- Carefully read the Instructions for Use used in this technical advice before consulting the advice itself. You must have already read and understood the information in the Instructions for Use to be able to understand this supplementary information.
- Mastering these techniques requires specific training. Work with a professional to confirm your ability to perform these techniques safely and independently before attempting them unsupervised.
- We provide examples of techniques related to your activity. There may be others that we do not describe here.
Lightweight rescue kit for transferring the victim's weight from his support element to a secondary rope used for the descent.
Warning: during an accompanied descent rescue, only the ABSORBICA L57 is approved as an energy absorber for the ASAP.
For more details, see the ASAP-specific technical information at www.petzl.com
Thanks to this system, the weight difference between rescuer and victim is not a significant problem.
Theoretical efficiency of the hauling kit: 3:1.
1. Hauling kit ready to be attached to the victim
Warning: this technique works especially well when the victim's support element is static:
a fall onto an energy-absorbing lanyard, for example.
If the victim's support is not static, for example an EN 1891 rope, the victim's weight will stretch the support.
When hauling with the rescue kit, the stretch must be taken out of the rope before the victim can be unhooked.
The rescue kit must therefore be equipped with a rope of sufficient length to adapt to the situation.
Examples for a victim suspended on a semi-static rope with an elongation under load of 4 %:

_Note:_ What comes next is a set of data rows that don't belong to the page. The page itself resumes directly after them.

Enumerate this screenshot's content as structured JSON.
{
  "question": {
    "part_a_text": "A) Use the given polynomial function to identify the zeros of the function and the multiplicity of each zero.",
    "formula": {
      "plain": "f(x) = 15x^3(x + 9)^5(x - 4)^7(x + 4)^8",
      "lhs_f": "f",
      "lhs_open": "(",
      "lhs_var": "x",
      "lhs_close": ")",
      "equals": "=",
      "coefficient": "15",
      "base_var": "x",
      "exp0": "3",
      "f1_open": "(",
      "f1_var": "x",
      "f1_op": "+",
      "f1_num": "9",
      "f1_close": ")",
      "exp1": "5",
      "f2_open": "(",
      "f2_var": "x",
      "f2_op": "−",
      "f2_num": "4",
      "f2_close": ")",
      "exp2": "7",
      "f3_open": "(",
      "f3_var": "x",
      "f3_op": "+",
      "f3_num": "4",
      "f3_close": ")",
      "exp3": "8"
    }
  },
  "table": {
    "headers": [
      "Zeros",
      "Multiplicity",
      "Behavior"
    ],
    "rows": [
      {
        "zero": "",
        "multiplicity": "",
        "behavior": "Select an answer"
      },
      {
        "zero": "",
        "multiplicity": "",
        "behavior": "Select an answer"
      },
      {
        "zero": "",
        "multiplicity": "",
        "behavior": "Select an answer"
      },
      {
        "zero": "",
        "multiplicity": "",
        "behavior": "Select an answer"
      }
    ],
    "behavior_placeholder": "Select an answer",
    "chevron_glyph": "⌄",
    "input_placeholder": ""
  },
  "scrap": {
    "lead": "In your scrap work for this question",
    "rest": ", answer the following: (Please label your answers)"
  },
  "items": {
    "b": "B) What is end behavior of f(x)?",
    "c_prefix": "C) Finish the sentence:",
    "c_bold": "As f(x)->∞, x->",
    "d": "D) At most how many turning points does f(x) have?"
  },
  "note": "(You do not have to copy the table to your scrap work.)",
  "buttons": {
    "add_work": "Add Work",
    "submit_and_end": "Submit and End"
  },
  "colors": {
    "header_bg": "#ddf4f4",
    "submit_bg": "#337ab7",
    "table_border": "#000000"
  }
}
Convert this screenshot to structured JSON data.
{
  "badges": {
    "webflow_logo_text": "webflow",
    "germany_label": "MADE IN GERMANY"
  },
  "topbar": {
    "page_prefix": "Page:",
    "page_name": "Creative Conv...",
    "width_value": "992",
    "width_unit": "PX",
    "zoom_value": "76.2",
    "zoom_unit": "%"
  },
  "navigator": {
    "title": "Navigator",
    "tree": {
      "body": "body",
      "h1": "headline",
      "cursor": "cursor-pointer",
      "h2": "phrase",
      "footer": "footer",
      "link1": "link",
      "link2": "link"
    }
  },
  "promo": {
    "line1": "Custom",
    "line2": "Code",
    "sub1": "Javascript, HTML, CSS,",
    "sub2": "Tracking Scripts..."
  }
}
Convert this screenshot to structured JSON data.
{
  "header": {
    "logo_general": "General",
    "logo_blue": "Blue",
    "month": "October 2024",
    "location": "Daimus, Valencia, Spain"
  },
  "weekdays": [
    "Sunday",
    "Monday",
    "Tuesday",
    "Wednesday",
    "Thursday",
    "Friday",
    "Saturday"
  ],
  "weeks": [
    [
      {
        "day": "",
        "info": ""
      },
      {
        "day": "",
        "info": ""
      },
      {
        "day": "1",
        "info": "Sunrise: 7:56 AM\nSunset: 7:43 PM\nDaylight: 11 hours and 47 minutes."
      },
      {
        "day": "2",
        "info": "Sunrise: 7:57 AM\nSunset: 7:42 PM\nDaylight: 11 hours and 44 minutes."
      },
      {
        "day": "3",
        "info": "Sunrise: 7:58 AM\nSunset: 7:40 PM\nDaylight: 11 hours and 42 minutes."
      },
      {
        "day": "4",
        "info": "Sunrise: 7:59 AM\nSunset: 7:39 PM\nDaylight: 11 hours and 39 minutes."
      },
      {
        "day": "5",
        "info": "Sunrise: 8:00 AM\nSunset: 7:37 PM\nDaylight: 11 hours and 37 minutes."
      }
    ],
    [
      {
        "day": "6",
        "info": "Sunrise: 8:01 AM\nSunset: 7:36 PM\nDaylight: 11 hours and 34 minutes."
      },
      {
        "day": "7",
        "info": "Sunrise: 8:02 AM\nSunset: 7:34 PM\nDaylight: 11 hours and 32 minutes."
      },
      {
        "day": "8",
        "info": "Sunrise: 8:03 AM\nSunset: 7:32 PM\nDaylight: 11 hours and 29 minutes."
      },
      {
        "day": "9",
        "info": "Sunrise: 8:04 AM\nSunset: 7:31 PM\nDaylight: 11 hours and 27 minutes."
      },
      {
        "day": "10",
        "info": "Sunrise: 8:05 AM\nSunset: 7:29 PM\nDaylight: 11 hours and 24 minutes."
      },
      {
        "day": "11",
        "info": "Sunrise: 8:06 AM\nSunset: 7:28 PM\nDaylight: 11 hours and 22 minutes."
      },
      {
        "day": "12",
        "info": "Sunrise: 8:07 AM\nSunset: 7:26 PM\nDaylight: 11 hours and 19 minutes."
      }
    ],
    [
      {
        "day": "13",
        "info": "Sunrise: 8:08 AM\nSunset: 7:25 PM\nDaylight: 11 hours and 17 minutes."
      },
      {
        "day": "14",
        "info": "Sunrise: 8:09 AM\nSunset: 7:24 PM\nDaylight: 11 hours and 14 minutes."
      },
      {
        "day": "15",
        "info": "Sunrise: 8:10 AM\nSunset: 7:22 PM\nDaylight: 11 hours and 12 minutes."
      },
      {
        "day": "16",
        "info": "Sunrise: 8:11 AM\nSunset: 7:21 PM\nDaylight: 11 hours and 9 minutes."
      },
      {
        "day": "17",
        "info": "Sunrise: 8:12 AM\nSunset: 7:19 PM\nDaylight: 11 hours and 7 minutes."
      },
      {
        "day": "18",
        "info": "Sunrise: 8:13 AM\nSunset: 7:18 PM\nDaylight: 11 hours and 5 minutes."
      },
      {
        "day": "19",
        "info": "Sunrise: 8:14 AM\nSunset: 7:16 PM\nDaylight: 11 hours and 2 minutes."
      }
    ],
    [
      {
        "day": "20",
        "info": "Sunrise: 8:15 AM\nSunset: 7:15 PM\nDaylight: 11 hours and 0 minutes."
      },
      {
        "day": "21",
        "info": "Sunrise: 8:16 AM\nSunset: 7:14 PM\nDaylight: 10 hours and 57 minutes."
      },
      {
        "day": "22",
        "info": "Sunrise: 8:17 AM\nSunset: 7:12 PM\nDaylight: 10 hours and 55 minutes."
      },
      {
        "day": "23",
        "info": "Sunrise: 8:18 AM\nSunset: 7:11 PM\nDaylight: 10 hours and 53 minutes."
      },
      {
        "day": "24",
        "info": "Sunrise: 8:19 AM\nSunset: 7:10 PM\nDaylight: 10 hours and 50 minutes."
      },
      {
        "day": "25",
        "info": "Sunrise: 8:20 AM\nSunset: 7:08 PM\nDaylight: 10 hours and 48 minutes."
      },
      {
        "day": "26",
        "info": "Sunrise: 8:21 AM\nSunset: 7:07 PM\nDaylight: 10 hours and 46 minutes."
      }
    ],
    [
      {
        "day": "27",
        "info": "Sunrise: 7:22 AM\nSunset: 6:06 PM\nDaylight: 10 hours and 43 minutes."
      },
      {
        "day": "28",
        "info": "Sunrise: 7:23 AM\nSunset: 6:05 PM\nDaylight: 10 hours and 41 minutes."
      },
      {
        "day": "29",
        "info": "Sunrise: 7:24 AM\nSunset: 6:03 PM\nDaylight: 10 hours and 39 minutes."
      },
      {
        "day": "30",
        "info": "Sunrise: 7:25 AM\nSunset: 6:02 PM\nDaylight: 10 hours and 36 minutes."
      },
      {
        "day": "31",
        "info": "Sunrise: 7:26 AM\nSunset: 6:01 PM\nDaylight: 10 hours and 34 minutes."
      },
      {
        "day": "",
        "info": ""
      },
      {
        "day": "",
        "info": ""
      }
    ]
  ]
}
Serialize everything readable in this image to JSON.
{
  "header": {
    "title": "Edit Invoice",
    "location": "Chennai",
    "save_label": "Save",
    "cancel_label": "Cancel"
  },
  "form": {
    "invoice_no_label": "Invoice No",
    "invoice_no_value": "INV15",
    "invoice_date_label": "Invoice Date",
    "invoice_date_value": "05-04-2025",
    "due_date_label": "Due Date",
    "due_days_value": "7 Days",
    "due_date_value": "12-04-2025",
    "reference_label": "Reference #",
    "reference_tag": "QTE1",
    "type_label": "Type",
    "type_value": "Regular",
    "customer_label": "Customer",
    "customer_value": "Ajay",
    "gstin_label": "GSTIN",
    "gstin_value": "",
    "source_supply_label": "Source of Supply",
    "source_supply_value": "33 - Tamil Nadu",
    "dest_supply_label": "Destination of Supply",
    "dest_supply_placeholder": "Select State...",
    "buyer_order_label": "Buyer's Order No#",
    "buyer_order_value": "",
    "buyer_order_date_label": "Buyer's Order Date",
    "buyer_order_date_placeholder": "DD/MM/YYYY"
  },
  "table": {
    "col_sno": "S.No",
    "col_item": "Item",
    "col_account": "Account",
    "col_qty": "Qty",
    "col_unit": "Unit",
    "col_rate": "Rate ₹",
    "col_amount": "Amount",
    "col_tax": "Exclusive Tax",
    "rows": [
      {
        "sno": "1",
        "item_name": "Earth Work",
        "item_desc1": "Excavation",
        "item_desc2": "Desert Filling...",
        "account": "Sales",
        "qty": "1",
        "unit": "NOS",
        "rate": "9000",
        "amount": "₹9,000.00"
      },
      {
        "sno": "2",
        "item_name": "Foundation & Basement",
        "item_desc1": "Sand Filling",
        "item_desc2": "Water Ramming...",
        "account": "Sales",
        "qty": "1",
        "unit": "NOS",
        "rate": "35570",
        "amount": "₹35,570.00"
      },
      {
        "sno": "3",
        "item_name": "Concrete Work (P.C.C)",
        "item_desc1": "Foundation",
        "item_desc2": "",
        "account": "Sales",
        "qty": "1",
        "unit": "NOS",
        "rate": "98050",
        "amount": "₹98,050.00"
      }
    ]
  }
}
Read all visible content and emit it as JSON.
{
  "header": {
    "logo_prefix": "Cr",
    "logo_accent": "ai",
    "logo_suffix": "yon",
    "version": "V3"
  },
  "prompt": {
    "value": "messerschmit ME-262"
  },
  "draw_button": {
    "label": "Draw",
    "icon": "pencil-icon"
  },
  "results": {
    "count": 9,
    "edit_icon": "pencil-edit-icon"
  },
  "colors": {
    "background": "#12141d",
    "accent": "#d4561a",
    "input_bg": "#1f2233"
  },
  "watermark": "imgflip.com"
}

- If the victim is 15 m from the anchor, the elongation is 0.6 m. The rescue kit rope must measure at least 4 m (3 x 60 cm to take out the stretch + 3 x 50 cm for unhooking + margin for the knots).
- If the victim is 50 m from the anchor, the elongation is 2 m. The rescue kit rope must measure at least 9 m. In this case, the rescuer must descend to the victim to attach the rescue kit, then ascend 3 m above to start hauling/unhooking.
2. Hauling/unhooking the victim
The rescuer should tether himself to the victim as soon as possible. Unhooking and descent must be done with two points of attachment between the victim and rescuer (kit + lanyard)
3. Victim loaded onto the rescuer's descender, ready to descend.
For an accompanied descent, it is necessary to use a braking carabiner.
This carabiner should be connected to the descender's carabiner.
See the technical information specific to the RIG and the I'D at www.petzl.com